→ **Dataset entries**
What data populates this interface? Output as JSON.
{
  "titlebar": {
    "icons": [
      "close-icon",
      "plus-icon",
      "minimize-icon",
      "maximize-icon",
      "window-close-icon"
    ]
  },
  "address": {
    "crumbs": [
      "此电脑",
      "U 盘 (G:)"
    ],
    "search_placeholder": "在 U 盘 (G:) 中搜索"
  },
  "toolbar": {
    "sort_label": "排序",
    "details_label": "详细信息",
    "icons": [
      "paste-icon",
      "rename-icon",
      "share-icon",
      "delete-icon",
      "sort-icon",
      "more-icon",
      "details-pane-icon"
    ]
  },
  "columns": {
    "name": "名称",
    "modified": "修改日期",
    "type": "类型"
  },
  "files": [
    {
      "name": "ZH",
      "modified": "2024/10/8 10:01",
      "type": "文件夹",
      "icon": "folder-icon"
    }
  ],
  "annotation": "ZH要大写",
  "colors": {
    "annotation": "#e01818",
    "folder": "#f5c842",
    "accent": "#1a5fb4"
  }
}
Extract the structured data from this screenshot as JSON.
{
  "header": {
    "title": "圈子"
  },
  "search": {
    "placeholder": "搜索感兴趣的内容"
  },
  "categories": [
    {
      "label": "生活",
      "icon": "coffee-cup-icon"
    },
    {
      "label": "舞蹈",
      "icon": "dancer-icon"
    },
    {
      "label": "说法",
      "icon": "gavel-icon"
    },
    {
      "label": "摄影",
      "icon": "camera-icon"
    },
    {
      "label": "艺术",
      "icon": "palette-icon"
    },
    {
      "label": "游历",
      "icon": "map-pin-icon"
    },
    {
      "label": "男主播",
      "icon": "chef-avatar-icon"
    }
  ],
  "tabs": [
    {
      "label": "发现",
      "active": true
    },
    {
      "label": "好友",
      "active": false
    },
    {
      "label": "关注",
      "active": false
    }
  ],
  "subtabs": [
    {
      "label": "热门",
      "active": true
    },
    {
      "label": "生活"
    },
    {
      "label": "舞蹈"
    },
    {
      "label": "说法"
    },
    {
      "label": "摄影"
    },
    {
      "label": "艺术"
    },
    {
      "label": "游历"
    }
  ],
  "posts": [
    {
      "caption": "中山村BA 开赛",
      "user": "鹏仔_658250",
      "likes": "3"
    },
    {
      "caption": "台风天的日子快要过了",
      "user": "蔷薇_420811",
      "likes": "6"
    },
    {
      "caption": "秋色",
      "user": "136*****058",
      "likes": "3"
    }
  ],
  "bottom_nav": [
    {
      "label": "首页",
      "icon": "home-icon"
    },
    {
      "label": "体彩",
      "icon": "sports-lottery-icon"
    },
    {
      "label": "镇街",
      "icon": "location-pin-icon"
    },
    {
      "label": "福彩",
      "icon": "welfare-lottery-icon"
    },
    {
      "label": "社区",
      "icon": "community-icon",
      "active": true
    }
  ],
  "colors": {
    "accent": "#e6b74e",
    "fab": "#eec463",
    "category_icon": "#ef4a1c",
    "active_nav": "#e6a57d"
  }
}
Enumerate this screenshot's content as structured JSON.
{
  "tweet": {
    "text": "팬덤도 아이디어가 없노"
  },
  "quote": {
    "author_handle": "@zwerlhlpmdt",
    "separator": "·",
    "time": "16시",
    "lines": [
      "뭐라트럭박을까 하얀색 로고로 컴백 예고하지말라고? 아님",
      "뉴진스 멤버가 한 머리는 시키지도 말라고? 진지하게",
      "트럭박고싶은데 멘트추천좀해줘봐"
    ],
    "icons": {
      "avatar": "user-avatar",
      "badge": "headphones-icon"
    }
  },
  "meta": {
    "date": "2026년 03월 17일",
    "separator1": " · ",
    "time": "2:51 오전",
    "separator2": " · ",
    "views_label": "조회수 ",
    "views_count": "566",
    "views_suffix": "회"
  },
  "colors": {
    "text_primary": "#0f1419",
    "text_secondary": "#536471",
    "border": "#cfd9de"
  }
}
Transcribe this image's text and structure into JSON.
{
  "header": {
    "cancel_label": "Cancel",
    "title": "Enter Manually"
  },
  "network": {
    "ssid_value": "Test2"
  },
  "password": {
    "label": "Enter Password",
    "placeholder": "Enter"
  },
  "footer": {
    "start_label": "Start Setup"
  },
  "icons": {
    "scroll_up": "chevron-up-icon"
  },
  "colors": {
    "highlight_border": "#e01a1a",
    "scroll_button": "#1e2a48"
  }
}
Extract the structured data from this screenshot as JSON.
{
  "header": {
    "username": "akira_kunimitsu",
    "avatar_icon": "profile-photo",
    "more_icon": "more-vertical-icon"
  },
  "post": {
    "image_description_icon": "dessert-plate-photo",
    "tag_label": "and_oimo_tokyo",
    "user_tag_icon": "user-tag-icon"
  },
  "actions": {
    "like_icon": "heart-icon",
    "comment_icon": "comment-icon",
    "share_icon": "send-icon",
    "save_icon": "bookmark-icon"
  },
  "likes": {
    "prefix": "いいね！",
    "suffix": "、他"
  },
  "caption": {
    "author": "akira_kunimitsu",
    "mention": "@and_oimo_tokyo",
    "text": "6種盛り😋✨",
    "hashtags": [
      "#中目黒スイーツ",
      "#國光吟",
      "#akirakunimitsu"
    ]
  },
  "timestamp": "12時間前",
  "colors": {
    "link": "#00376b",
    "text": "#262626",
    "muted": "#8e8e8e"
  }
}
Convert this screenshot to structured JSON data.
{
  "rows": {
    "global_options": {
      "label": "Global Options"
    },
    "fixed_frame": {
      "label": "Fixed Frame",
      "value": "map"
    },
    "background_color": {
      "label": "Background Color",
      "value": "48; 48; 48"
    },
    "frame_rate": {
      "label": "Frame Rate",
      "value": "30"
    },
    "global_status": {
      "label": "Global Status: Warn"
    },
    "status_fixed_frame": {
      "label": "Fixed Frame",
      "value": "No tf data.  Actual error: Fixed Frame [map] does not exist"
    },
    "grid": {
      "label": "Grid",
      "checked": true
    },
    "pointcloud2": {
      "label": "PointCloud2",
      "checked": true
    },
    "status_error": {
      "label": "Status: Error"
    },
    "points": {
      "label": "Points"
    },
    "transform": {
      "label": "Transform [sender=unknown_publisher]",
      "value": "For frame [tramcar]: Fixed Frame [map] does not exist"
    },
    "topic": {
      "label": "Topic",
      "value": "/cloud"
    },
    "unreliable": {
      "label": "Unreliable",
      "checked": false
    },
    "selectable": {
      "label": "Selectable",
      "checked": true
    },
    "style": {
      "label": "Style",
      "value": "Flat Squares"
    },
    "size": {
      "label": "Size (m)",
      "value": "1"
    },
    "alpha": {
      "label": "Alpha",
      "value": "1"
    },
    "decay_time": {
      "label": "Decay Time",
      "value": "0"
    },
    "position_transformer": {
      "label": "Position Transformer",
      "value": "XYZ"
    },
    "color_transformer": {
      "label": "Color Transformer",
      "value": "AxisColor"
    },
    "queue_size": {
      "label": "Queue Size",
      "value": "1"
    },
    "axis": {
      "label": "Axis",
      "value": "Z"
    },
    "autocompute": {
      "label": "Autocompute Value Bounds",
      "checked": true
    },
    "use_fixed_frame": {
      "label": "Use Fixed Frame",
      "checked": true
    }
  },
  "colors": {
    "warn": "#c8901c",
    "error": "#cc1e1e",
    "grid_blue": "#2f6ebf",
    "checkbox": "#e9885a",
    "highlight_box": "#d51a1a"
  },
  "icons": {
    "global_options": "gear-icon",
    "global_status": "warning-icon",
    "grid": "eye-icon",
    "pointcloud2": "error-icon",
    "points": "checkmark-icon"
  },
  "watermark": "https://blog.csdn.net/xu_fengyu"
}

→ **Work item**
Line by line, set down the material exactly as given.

→ **Exercise answer**
What data populates this interface? Output as JSON.
{
  "titlebar": {
    "icons": [
      "close-icon",
      "plus-icon",
      "minimize-icon",
      "maximize-icon",
      "window-close-icon"
    ]
  },
  "address": {
    "crumbs": [
      "此电脑",
      "U 盘 (G:)"
    ],
    "search_placeholder": "在 U 盘 (G:) 中搜索"
  },
  "toolbar": {
    "sort_label": "排序",
    "details_label": "详细信息",
    "icons": [
      "paste-icon",
      "rename-icon",
      "share-icon",
      "delete-icon",
      "sort-icon",
      "more-icon",
      "details-pane-icon"
    ]
  },
  "columns": {
    "name": "名称",
    "modified": "修改日期",
    "type": "类型"
  },
  "files": [
    {
      "name": "ZH",
      "modified": "2024/10/8 10:01",
      "type": "文件夹",
      "icon": "folder-icon"
    }
  ],
  "annotation": "ZH要大写",
  "colors": {
    "annotation": "#e01818",
    "folder": "#f5c842",
    "accent": "#1a5fb4"
  }
}
Extract the structured data from this screenshot as JSON.
{
  "header": {
    "title": "圈子"
  },
  "search": {
    "placeholder": "搜索感兴趣的内容"
  },
  "categories": [
    {
      "label": "生活",
      "icon": "coffee-cup-icon"
    },
    {
      "label": "舞蹈",
      "icon": "dancer-icon"
    },
    {
      "label": "说法",
      "icon": "gavel-icon"
    },
    {
      "label": "摄影",
      "icon": "camera-icon"
    },
    {
      "label": "艺术",
      "icon": "palette-icon"
    },
    {
      "label": "游历",
      "icon": "map-pin-icon"
    },
    {
      "label": "男主播",
      "icon": "chef-avatar-icon"
    }
  ],
  "tabs": [
    {
      "label": "发现",
      "active": true
    },
    {
      "label": "好友",
      "active": false
    },
    {
      "label": "关注",
      "active": false
    }
  ],
  "subtabs": [
    {
      "label": "热门",
      "active": true
    },
    {
      "label": "生活"
    },
    {
      "label": "舞蹈"
    },
    {
      "label": "说法"
    },
    {
      "label": "摄影"
    },
    {
      "label": "艺术"
    },
    {
      "label": "游历"
    }
  ],
  "posts": [
    {
      "caption": "中山村BA 开赛",
      "user": "鹏仔_658250",
      "likes": "3"
    },
    {
      "caption": "台风天的日子快要过了",
      "user": "蔷薇_420811",
      "likes": "6"
    },
    {
      "caption": "秋色",
      "user": "136*****058",
      "likes": "3"
    }
  ],
  "bottom_nav": [
    {
      "label": "首页",
      "icon": "home-icon"
    },
    {
      "label": "体彩",
      "icon": "sports-lottery-icon"
    },
    {
      "label": "镇街",
      "icon": "location-pin-icon"
    },
    {
      "label": "福彩",
      "icon": "welfare-lottery-icon"
    },
    {
      "label": "社区",
      "icon": "community-icon",
      "active": true
    }
  ],
  "colors": {
    "accent": "#e6b74e",
    "fab": "#eec463",
    "category_icon": "#ef4a1c",
    "active_nav": "#e6a57d"
  }
}
Enumerate this screenshot's content as structured JSON.
{
  "tweet": {
    "text": "팬덤도 아이디어가 없노"
  },
  "quote": {
    "author_handle": "@zwerlhlpmdt",
    "separator": "·",
    "time": "16시",
    "lines": [
      "뭐라트럭박을까 하얀색 로고로 컴백 예고하지말라고? 아님",
      "뉴진스 멤버가 한 머리는 시키지도 말라고? 진지하게",
      "트럭박고싶은데 멘트추천좀해줘봐"
    ],
    "icons": {
      "avatar": "user-avatar",
      "badge": "headphones-icon"
    }
  },
  "meta": {
    "date": "2026년 03월 17일",
    "separator1": " · ",
    "time": "2:51 오전",
    "separator2": " · ",
    "views_label": "조회수 ",
    "views_count": "566",
    "views_suffix": "회"
  },
  "colors": {
    "text_primary": "#0f1419",
    "text_secondary": "#536471",
    "border": "#cfd9de"
  }
}
Transcribe this image's text and structure into JSON.
{
  "header": {
    "cancel_label": "Cancel",
    "title": "Enter Manually"
  },
  "network": {
    "ssid_value": "Test2"
  },
  "password": {
    "label": "Enter Password",
    "placeholder": "Enter"
  },
  "footer": {
    "start_label": "Start Setup"
  },
  "icons": {
    "scroll_up": "chevron-up-icon"
  },
  "colors": {
    "highlight_border": "#e01a1a",
    "scroll_button": "#1e2a48"
  }
}
Extract the structured data from this screenshot as JSON.
{
  "header": {
    "username": "akira_kunimitsu",
    "avatar_icon": "profile-photo",
    "more_icon": "more-vertical-icon"
  },
  "post": {
    "image_description_icon": "dessert-plate-photo",
    "tag_label": "and_oimo_tokyo",
    "user_tag_icon": "user-tag-icon"
  },
  "actions": {
    "like_icon": "heart-icon",
    "comment_icon": "comment-icon",
    "share_icon": "send-icon",
    "save_icon": "bookmark-icon"
  },
  "likes": {
    "prefix": "いいね！",
    "suffix": "、他"
  },
  "caption": {
    "author": "akira_kunimitsu",
    "mention": "@and_oimo_tokyo",
    "text": "6種盛り😋✨",
    "hashtags": [
      "#中目黒スイーツ",
      "#國光吟",
      "#akirakunimitsu"
    ]
  },
  "timestamp": "12時間前",
  "colors": {
    "link": "#00376b",
    "text": "#262626",
    "muted": "#8e8e8e"
  }
}
Convert this screenshot to structured JSON data.
{
  "rows": {
    "global_options": {
      "label": "Global Options"
    },
    "fixed_frame": {
      "label": "Fixed Frame",
      "value": "map"
    },
    "background_color": {
      "label": "Background Color",
      "value": "48; 48; 48"
    },
    "frame_rate": {
      "label": "Frame Rate",
      "value": "30"
    },
    "global_status": {
      "label": "Global Status: Warn"
    },
    "status_fixed_frame": {
      "label": "Fixed Frame",
      "value": "No tf data.  Actual error: Fixed Frame [map] does not exist"
    },
    "grid": {
      "label": "Grid",
      "checked": true
    },
    "pointcloud2": {
      "label": "PointCloud2",
      "checked": true
    },
    "status_error": {
      "label": "Status: Error"
    },
    "points": {
      "label": "Points"
    },
    "transform": {
      "label": "Transform [sender=unknown_publisher]",
      "value": "For frame [tramcar]: Fixed Frame [map] does not exist"
    },
    "topic": {
      "label": "Topic",
      "value": "/cloud"
    },
    "unreliable": {
      "label": "Unreliable",
      "checked": false
    },
    "selectable": {
      "label": "Selectable",
      "checked": true
    },
    "style": {
      "label": "Style",
      "value": "Flat Squares"
    },
    "size": {
      "label": "Size (m)",
      "value": "1"
    },
    "alpha": {
      "label": "Alpha",
      "value": "1"
    },
    "decay_time": {
      "label": "Decay Time",
      "value": "0"
    },
    "position_transformer": {
      "label": "Position Transformer",
      "value": "XYZ"
    },
    "color_transformer": {
      "label": "Color Transformer",
      "value": "AxisColor"
    },
    "queue_size": {
      "label": "Queue Size",
      "value": "1"
    },
    "axis": {
      "label": "Axis",
      "value": "Z"
    },
    "autocompute": {
      "label": "Autocompute Value Bounds",
      "checked": true
    },
    "use_fixed_frame": {
      "label": "Use Fixed Frame",
      "checked": true
    }
  },
  "colors": {
    "warn": "#c8901c",
    "error": "#cc1e1e",
    "grid_blue": "#2f6ebf",
    "checkbox": "#e9885a",
    "highlight_box": "#d51a1a"
  },
  "icons": {
    "global_options": "gear-icon",
    "global_status": "warning-icon",
    "grid": "eye-icon",
    "pointcloud2": "error-icon",
    "points": "checkmark-icon"
  },
  "watermark": "https://blog.csdn.net/xu_fengyu"
}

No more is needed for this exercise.